Posted on October 22, 2015
by admin on News
Marketing, PR & A Small Healthcare Practice: A Three Part Prescription for Your Practice
Download Marketing a Small Healthcare Practice
By Rodger Roeser, CEO, The Eisen Agency
If you’re a doctor, or you work for a healthcare practitioner you need to read this. Why? Because chances are you’re doing something that is jeopardizing your practice and livelihood.
You’re doing your own marketing.
Sure, that may sound melodramatic, but in fact, it is a virus running rampant and unchecked in the medical industry. If we had such a thing, I would call it marketing malpractice. If I could give you a quick shot that would cure you, would you consider it? Well, let’s take a look at a few things.
For starters, if you’re a healthcare professional, chances are your time is literally more valuable than an outsourced marketing professional (unless, of course, we’re discussing crisis communication – that’s a different article.) So, every second you’re spending on doing your own marketing, you’re losing money. In addition, particularly in the smaller practices, there’s no plan to proactively and purposely do marketing communications activity, so the work tends to be haphazard and disjointed. Putting out fires or responding “when you can get to it,” is not a smart use of time. There needs to be purpose and organization, and that is a rare luxury as a practitioner.
In addition, perhaps one of the worst time suckers is dealing with all the myriad of sales representatives seeking to part you with your hard earned dollars because you should “advertise in their magazine,” or “do this direct mail.” Or sponsor this kids’ soccer team. Seriously, not a good use of time, because not only are you investing your time on a possible marketing buy, most likely, you don’t know what you’re looking at or how to evaluate it. The television outlet (or radio outlet or print outlet) will always tell you they’re the best choice. Having an objective, expert marketing advisor can cut right to the chase and make certain your marketing investment is being utilized in the most cost effective manner possible.
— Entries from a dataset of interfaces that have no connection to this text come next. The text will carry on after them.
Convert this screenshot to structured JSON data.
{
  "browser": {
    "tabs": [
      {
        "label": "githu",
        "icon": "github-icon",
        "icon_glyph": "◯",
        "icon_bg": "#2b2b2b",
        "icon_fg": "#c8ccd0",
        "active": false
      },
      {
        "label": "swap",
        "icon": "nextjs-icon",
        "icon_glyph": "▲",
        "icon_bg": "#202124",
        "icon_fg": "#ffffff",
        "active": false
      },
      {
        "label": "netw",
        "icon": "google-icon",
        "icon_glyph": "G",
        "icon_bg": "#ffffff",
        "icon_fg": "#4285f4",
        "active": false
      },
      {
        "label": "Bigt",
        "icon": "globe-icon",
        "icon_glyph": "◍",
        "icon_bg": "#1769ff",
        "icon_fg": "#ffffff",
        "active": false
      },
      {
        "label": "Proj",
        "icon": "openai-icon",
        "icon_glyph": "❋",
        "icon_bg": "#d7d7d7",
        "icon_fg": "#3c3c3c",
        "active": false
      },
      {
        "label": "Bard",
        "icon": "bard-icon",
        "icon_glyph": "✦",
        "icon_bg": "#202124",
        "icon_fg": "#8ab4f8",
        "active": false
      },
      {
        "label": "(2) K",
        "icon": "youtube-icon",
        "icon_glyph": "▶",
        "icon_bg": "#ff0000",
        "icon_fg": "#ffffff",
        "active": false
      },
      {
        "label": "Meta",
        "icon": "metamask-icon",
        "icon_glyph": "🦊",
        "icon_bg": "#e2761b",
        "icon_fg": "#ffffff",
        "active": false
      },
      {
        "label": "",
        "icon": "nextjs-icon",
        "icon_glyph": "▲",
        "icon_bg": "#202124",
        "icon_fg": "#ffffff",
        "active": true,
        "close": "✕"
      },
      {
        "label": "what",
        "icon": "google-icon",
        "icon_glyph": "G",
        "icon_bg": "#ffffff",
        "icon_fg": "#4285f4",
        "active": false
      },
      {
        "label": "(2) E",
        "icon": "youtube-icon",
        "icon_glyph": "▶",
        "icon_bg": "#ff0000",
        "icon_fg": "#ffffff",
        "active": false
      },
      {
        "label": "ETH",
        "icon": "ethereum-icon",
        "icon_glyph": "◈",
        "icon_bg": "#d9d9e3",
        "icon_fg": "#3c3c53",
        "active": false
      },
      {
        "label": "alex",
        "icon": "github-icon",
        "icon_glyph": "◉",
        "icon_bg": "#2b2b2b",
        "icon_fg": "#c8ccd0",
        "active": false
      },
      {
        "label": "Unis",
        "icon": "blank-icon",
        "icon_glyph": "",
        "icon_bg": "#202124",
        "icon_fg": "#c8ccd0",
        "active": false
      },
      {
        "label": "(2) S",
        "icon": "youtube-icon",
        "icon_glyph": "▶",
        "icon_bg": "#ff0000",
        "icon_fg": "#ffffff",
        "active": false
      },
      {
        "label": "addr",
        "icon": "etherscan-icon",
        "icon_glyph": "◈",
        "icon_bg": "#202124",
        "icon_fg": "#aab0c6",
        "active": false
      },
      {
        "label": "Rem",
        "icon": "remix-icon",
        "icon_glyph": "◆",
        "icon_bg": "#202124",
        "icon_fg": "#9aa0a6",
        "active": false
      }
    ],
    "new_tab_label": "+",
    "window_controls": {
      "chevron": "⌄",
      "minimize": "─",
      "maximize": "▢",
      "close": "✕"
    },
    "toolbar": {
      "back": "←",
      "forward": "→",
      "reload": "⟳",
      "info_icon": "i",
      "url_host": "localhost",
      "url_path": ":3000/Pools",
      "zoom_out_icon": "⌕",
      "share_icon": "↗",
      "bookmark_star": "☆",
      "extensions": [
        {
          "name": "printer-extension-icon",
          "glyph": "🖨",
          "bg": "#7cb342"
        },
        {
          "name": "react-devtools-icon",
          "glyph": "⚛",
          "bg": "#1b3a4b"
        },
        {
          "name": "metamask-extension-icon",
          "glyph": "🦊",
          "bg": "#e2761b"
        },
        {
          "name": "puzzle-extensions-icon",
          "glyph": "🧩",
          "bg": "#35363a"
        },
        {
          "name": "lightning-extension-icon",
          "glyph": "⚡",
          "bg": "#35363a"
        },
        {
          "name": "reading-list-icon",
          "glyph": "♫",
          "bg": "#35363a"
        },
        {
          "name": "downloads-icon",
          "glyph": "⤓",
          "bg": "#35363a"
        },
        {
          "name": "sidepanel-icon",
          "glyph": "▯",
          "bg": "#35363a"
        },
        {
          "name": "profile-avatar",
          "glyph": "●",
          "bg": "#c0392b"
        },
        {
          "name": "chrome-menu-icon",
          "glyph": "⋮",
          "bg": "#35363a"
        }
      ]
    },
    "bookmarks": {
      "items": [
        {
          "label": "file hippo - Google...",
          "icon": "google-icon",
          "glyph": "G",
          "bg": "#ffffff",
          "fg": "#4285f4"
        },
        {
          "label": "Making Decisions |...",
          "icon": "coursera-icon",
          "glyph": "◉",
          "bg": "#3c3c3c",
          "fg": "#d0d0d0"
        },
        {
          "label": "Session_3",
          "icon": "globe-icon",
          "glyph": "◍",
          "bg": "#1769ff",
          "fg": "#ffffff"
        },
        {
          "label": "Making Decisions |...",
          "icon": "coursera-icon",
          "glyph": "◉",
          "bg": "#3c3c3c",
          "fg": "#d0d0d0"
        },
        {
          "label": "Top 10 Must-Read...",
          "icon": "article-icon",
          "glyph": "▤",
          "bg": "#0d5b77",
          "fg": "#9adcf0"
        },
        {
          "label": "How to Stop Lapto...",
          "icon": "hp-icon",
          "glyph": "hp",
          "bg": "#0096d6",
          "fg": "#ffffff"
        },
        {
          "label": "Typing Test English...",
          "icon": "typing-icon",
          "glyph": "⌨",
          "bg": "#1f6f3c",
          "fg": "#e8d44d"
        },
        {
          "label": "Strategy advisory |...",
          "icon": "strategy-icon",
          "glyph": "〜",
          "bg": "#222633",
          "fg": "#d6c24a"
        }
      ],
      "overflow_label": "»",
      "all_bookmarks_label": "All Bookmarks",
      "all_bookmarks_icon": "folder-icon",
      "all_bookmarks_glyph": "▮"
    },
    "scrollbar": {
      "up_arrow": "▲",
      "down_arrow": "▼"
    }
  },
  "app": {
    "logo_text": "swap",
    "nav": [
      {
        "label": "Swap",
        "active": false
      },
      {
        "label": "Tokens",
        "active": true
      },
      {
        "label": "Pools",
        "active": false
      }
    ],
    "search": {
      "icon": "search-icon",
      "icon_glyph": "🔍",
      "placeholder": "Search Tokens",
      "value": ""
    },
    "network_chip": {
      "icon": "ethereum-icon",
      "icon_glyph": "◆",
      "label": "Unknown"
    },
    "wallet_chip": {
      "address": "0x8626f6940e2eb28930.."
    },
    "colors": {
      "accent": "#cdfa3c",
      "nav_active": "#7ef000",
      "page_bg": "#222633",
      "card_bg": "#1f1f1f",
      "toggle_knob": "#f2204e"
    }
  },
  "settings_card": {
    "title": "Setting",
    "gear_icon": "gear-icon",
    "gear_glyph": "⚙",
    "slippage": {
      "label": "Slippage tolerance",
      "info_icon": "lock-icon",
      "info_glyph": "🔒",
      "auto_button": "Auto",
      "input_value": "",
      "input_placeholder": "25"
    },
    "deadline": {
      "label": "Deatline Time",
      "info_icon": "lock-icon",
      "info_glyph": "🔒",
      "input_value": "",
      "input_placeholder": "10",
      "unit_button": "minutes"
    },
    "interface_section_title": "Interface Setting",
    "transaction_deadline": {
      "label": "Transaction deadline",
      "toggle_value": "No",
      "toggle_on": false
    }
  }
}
You have a stethoscope. Or a dental drill, or rubber gloves – all rarely used items in the marketing profession. We have cool tools, too, but they don’t hurt. These tools enable marketing professionals to painlessly, efficiently and effectively get their jobs done. You wouldn’t use a hammer to take out someone’s tooth, right? These tools for the most part involve a large investment on the part of the marketing firm to allow them to find and pitch media effectively, plan marketing and media buys, purchase lists, develop direct mail and so on. These are not tools most practices would purchase because of the cost, so what we tend to see if the doctor directing poor suzy receptionist to “fill in marketing activity here.” When the “activity” doesn’t work particularly well, the response becomes, advertising doesn’t work.
Advertising, and her kin in marketing, branding, experiential and public relations, all work very well when done correctly and when using the right tool for the job. Understanding how to use advertising effectively and how to use public relations properly is much the same as knowing when to use a scalpel and when to use an x-ray. It’s is very much strategic thinking, effective understanding of what needs accomplished, and employing the right solution based on the diagnoses. Even carpenters and construction workers agree – having the right tool makes all the difference.
Suzy vs. The World
Poor Suzy, she gets a bad rap. She means well, and she’s a fantastic administrative assistant. Suzy, however, is not a marketing expert. Suzy is booking appointments, managing your front of house, buying your wife flowers because you forgot, or booked tomorrow’s tee time. Suzy is a hard worker, but she doesn’t have the time, the tools and third, the expertise. Like you, many marketing professionals (like me) have been doing this marketing thing for a long, long time. We’ve seen many changes, kept up on new technologies and solutions, and have successfully solved, seen and safely managed any number of campaigns. Little phases us.
A good marketing professional will properly strategize on the best course of treatment, then prescribe the proper medication to achieve a desired results – although results may vary. You can also get a second opinion. But the bottom line is that there are good, solid, expert marketing professionals that specialize in your field that can truly be an advisor on professionally marketing your practice, keeping your brand (reputation) safely guarded and maintained, and help you strive toward your definition of success.
What to Do Instead
1. Take inventory of your current and past marketing activity.
2. From the benchmark numbers you set at the beginning of the year, show growth.
3. You did set benchmark numbers so you could measure growth, right?
4. Survey your customers and understand how they’ve found you and what they like.
5. Take a look at your marketing materials. Are they as professional in quality as you are?
6. Hire a marketing professional to, at least once a year, do a communications audit.
7. Get a marketing plan that fits your practice and your budget.
Rodger Roeser is the CEO of The Eisen Agency, a professional services marketing firm that serves clients across the country from their offices in Cleveland and Cincinnati, Ohio. He can be reached at RRoeser@TheEisenagency.com or at www.TheEisenAgency.com.